Over JK Dobbins’ first 100 carries at Ohio State, no Buckeye had ever been as productive.
Those first 100 rush attempts brought 775 yards rushing, which was 87 yards more than the next closest Buckeye in school history.
Dobbins rushed for a freshman record 1,403 yards for Ohio State in 2017, averaging a Big Ten-best 7.23 yards per carry.
His sophomore season, however, was markedly different.
With 36 more attempts, Dobbins rushed for 350 fewer yards, averaging an underwhelming 4.58 yards per carry.
He was still the first Ohio State running back to eclipse 1,000 yards rushing in his first two seasons, but those two seasons were nearly polar opposites.
In 2017, Dobbins led the Big Ten with 16 rushes of at least 20 yards. Last year, he had just four such rushes. He was second in 2017 with 10 rushes of 30 yards and third with four 50-yard carries. In 2018, however, he had just one carry of 30 yards and nothing reaching 50 yards.
Eight quarterbacks in the Big Ten had as many 40-yard rushes as Dobbins (1) last year.
The reasons for Dobbins’ struggles have been examined in the past. Blame has been put on the offensive line, a pass-heavy offense, the lack of a quarterback run threat, the series-by-series rotation of tailbacks, but Dobbins points the finger at himself.
He was trying to make the most of his limited opportunities and was pressing.
“When you’re looking for the home runs, you miss the home runs I guess you could say,” Dobbins said back in the spring. “You gotta let the game come to you and I wasn’t letting the game come to me. I wasn’t being patient, I was trying to force stuff.”
Whenever he spoke with the media this past spring, last year would come up and he would be asked what he was doing to prevent something like that from happening again. He answered every question, explaining what went right and what went wrong.
At one point, he was asked if he was tired of talking about last year.

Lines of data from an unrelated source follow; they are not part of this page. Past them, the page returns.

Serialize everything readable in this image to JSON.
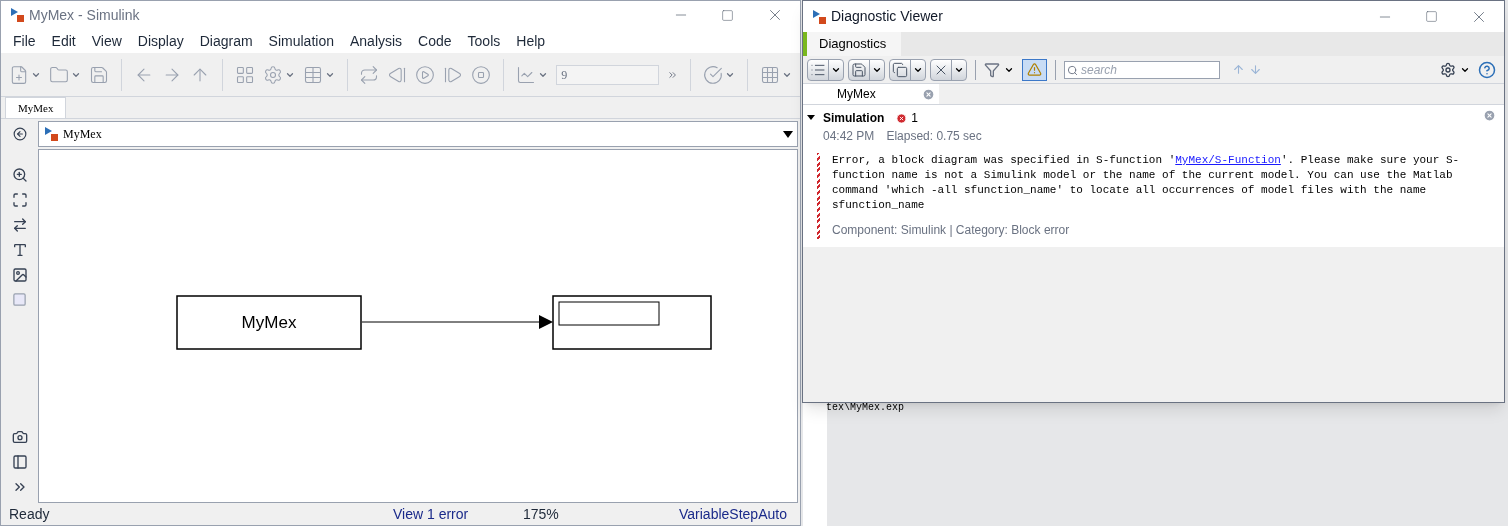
{
  "simulink_window": {
    "title": "MyMex - Simulink",
    "menu": [
      "File",
      "Edit",
      "View",
      "Display",
      "Diagram",
      "Simulation",
      "Analysis",
      "Code",
      "Tools",
      "Help"
    ],
    "stop_time": "9",
    "tabs": [
      {
        "label": "MyMex",
        "selected": true
      }
    ],
    "breadcrumb": "MyMex",
    "diagram": {
      "blocks": [
        {
          "kind": "labeled",
          "label": "MyMex"
        },
        {
          "kind": "display"
        }
      ]
    },
    "status_bar": [
      {
        "kind": "plain",
        "text": "Ready"
      },
      {
        "kind": "link",
        "text": "View 1 error"
      },
      {
        "kind": "plain",
        "text": "175%"
      },
      {
        "kind": "link",
        "text": "VariableStepAuto"
      }
    ]
  },
  "background": {
    "console_line": "tex\\MyMex.exp"
  },
  "diagnostic_viewer": {
    "title": "Diagnostic Viewer",
    "tabs": [
      {
        "label": "Diagnostics",
        "selected": true
      }
    ],
    "warnings_toggle": {
      "selected": true
    },
    "search": {
      "placeholder": "search"
    },
    "model_tab": "MyMex",
    "group": {
      "title": "Simulation",
      "expanded": true,
      "error_count": "1",
      "time": "04:42 PM",
      "elapsed": "Elapsed: 0.75 sec",
      "message_before": "Error, a block diagram was specified in S-function '",
      "message_link": "MyMex/S-Function",
      "message_after": "'. Please make sure your S-function name is not a Simulink model or the name of the current model. You can use the Matlab command 'which -all sfunction_name' to locate all occurrences of model files with the name sfunction_name",
      "footer": "Component:  Simulink | Category:  Block error"
    }
  }
}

In typical Dobbins fashion, he smiled and brushed it off.
“I mean… I’m just here to help y’all do y’all’s jobs,” he said.
And speaking of jobs, it’s not just Dobbins’ job to make the running game happen. Many others are involved as well, which is why when offensive coordinator Kevin Wilson looks back on last year, he doesn’t put it all on Dobbins.
“I don’t know if he struggled as much as opposed to we could just do a better job of calling it up and putting him in good places and getting the blocking a little better,” Wilson said.
“To me, running is a group effort, and our group was good, just not as good as it needs to be. Hopefully it will be better. He is having a great offseason. And I will say, last offseason coming up he had a couple minor nick-ups with a back or a hamstring where he was limited in some of his offseason training. He’s had a great offseason run.”
Healthy and hungry, JK Dobbins is determined not to go through another season like last year. Not because he doesn’t want to deal with the media’s questions again, but because his team needs him to be the guy he was in his first 100 carries.
With a new head coach, new quarterback, four new starters on the offensive line, and three senior captain receivers gone, the workhorse running back needs to be there to carry his team while everyone gets acclimated.
This is something that head coach Ryan Day and position coach Tony Alford have explained to him throughout the offseason.
“He’s one of the guys that has to play good,” Day said. “You just hit a major pressure point right there. I mean, he has to play good for us, especially in the first six games of the year.
“And so that’s been a challenge for him. Tony’s challenged him, I’ve challenged him, Kevin Wilson’s challenged him, Mickey Marotti’s challenged him. He’s got to have a good year for us. And so I love JK, I believe in him, and I think he’s going to have a great year.”